In his op-ed “Taiwan is an Inalienable Part of China’s Territory” (October 19), Dai Yuming claims China’s sovereignty over an island totally detached (90 miles away) from China inhabited by 24 million people who do not want to be dominated by a repressive, totalitarian regime. They are currently living in freedom and the Chinese government has no legal or moral right to take that away from them.
As written in the US Declaration of Independence, and equally applicable to all the citizens of Taiwan, they “are endowed by their Creator with certain inalienable rights, that among these are life, liberty and the pursuit of happiness.” These rights, endowed by God, trump all claims made by Yuming.
The people of Taiwan are not objects that should be allowed to be seized against their will by the Chinese government. Each individual is a human being with the inalienable right to choose his government. It is incumbent upon all countries of the Free World to support the citizens of Taiwan in every way possible.
The rate and fate of hate

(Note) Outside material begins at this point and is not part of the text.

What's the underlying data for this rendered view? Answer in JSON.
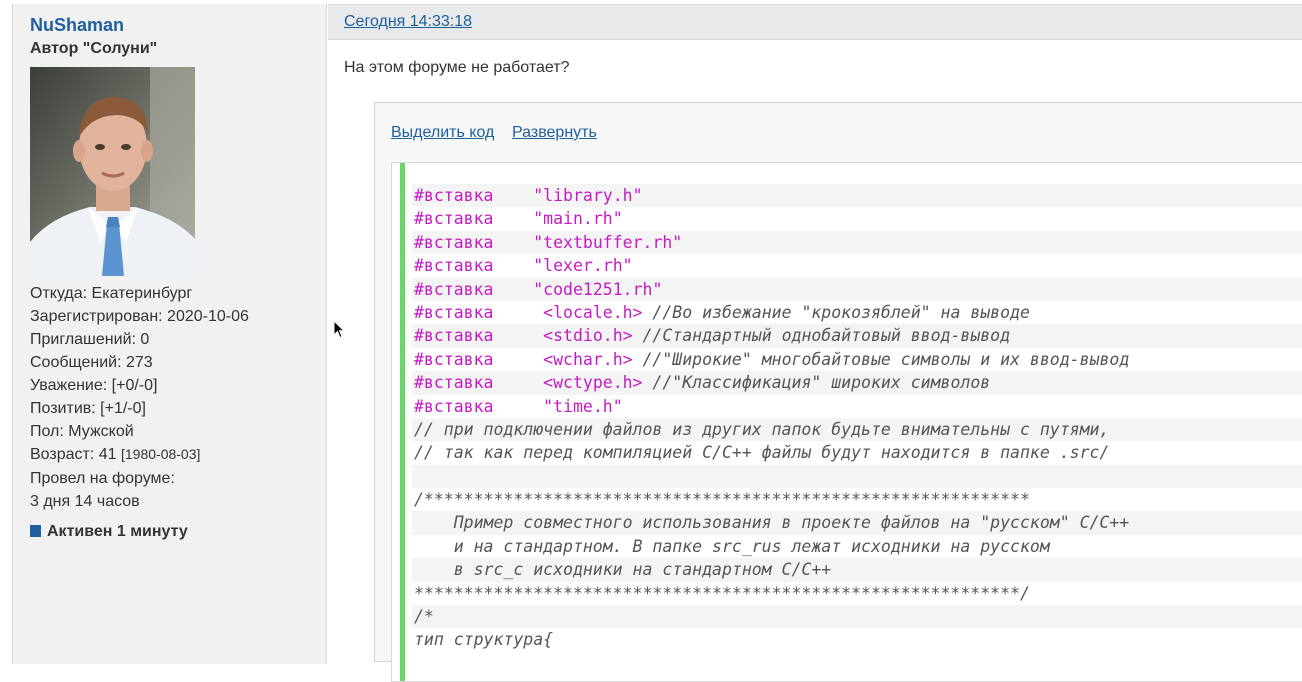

It’s that time of the year again. The Durban Hate conference has met and adopted a resolution calling Israel a racist apartheid state (“Durban: A perpetuation of hate,” October 26). Although 38 countries have now boycotted Durban, it is by far not enough.
Should we be proud or ashamed of the Jewish resistance to Durban The Jewish way is always to fight back diplomatically, by words not by the sword. Maybe it is time for a change.
Why aren’t there thousands of Jews out there in Durban, flying in from all over the world, demonstrating, blocking the streets with our bodies? We have the money. If we have demonstrated in the past on issues like the price of cottage cheese and Netanyahu’s relationship with the press, why aren’t we out there screaming our hearts out, beating drums and blaring through loudspeakers against the demonization of Israel?
Bnai Brith International should be out there organizing demonstrations, even not- so-peaceful ones, instead of writing letters and appearing on JBS TV.
I personally am ashamed, not proud
Sex and global warming
In view of the increasingly dire warnings of climate scientists and the many wake-up calls we have been receiving from recent severe climate events, it was very distressing that “World struggles as greenhouse gas levels hit record” and “‘COP 26 [the climate change conference scheduled to start on October 31 in Glasgow] success not certain’” (both October 26).
The major problem is the failure to recognize “the cow in the room” - that there is no chance to avert a climate catastrophe without a societal shift away from animal-based diets , the major cause of climate change. Such a shift would not only significantly reduce greenhouse gas emissions, with less cows and other farmed animals emitting methane, a gas much more potent than CO2 in warming the atmosphere. It would also enable reforesting much of the over a third of the world’s ice-free land mass that is currently used for grazing and raising feed crops for animals. The added trees would absorb much of the atmospheric CO2, resulting in much safer levels.
Yes, such a change would be very difficult to obtain, but it is essential to efforts to leave a decent, habitable world for future generations. There will be a major effort at COP 26 to get this message onto the conference agenda.
RICHARD H. SCHWARTZ, PH.D.Professor Emeritus, College of Staten Island
Shmuley Boteach is worried about our sex lives (“Has Netflix killed our sex lives?” October 26). People are having less sex, checking their smart phones during sex, opting out of sex for Netflicks, scared sexless and devoid of erotica by the COVID-19 pandemic.
But Boteach is missing the larger picture. Less sex means fewer babies. Fewer babies means less over-population, pollution, consumerism, etc. – all developments necessary to combat climate change before it is too late if it is not already too late (“World struggles as greenhouse gas levels hit record,” October 26). Where the climate conferences and the bombastic governmental decrees fail, Netflix, the smartphone and the bedroom TV may come to our rescue and save the world from boiling and then freezing...